━━━━━ AVAILABLE DATA ━━━━━

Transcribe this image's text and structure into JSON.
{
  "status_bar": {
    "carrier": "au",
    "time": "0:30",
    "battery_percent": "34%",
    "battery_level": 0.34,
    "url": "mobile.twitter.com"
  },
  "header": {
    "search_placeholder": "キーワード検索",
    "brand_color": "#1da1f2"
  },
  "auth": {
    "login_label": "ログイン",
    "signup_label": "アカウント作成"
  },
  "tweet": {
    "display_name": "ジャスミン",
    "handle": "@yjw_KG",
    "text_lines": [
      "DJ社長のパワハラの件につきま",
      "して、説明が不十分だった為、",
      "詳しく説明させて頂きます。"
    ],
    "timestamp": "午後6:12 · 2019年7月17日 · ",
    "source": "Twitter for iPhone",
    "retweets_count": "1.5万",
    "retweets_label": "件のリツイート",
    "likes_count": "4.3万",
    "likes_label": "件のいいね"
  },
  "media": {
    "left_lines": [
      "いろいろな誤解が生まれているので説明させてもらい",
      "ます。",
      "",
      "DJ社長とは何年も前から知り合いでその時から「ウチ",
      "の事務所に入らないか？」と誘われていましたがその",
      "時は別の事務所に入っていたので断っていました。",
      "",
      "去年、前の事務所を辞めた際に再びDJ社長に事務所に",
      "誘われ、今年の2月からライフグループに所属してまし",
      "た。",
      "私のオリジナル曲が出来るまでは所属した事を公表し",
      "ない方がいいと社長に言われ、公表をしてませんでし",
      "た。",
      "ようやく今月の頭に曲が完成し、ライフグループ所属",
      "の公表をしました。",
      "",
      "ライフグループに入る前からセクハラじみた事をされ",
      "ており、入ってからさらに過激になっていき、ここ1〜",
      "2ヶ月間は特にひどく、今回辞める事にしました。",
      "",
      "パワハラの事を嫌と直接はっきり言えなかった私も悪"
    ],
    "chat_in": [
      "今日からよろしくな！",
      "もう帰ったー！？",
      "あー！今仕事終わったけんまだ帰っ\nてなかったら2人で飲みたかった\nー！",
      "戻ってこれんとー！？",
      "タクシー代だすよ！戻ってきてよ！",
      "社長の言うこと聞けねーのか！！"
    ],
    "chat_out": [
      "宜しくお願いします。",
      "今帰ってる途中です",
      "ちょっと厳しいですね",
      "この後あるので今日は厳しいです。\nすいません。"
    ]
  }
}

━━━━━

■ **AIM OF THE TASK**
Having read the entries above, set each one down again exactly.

■ **SOLVED PROBLEM**
Transcribe this image's text and structure into JSON.
{
  "status_bar": {
    "carrier": "au",
    "time": "0:30",
    "battery_percent": "34%",
    "battery_level": 0.34,
    "url": "mobile.twitter.com"
  },
  "header": {
    "search_placeholder": "キーワード検索",
    "brand_color": "#1da1f2"
  },
  "auth": {
    "login_label": "ログイン",
    "signup_label": "アカウント作成"
  },
  "tweet": {
    "display_name": "ジャスミン",
    "handle": "@yjw_KG",
    "text_lines": [
      "DJ社長のパワハラの件につきま",
      "して、説明が不十分だった為、",
      "詳しく説明させて頂きます。"
    ],
    "timestamp": "午後6:12 · 2019年7月17日 · ",
    "source": "Twitter for iPhone",
    "retweets_count": "1.5万",
    "retweets_label": "件のリツイート",
    "likes_count": "4.3万",
    "likes_label": "件のいいね"
  },
  "media": {
    "left_lines": [
      "いろいろな誤解が生まれているので説明させてもらい",
      "ます。",
      "",
      "DJ社長とは何年も前から知り合いでその時から「ウチ",
      "の事務所に入らないか？」と誘われていましたがその",
      "時は別の事務所に入っていたので断っていました。",
      "",
      "去年、前の事務所を辞めた際に再びDJ社長に事務所に",
      "誘われ、今年の2月からライフグループに所属してまし",
      "た。",
      "私のオリジナル曲が出来るまでは所属した事を公表し",
      "ない方がいいと社長に言われ、公表をしてませんでし",
      "た。",
      "ようやく今月の頭に曲が完成し、ライフグループ所属",
      "の公表をしました。",
      "",
      "ライフグループに入る前からセクハラじみた事をされ",
      "ており、入ってからさらに過激になっていき、ここ1〜",
      "2ヶ月間は特にひどく、今回辞める事にしました。",
      "",
      "パワハラの事を嫌と直接はっきり言えなかった私も悪"
    ],
    "chat_in": [
      "今日からよろしくな！",
      "もう帰ったー！？",
      "あー！今仕事終わったけんまだ帰っ\nてなかったら2人で飲みたかった\nー！",
      "戻ってこれんとー！？",
      "タクシー代だすよ！戻ってきてよ！",
      "社長の言うこと聞けねーのか！！"
    ],
    "chat_out": [
      "宜しくお願いします。",
      "今帰ってる途中です",
      "ちょっと厳しいですね",
      "この後あるので今日は厳しいです。\nすいません。"
    ]
  }
}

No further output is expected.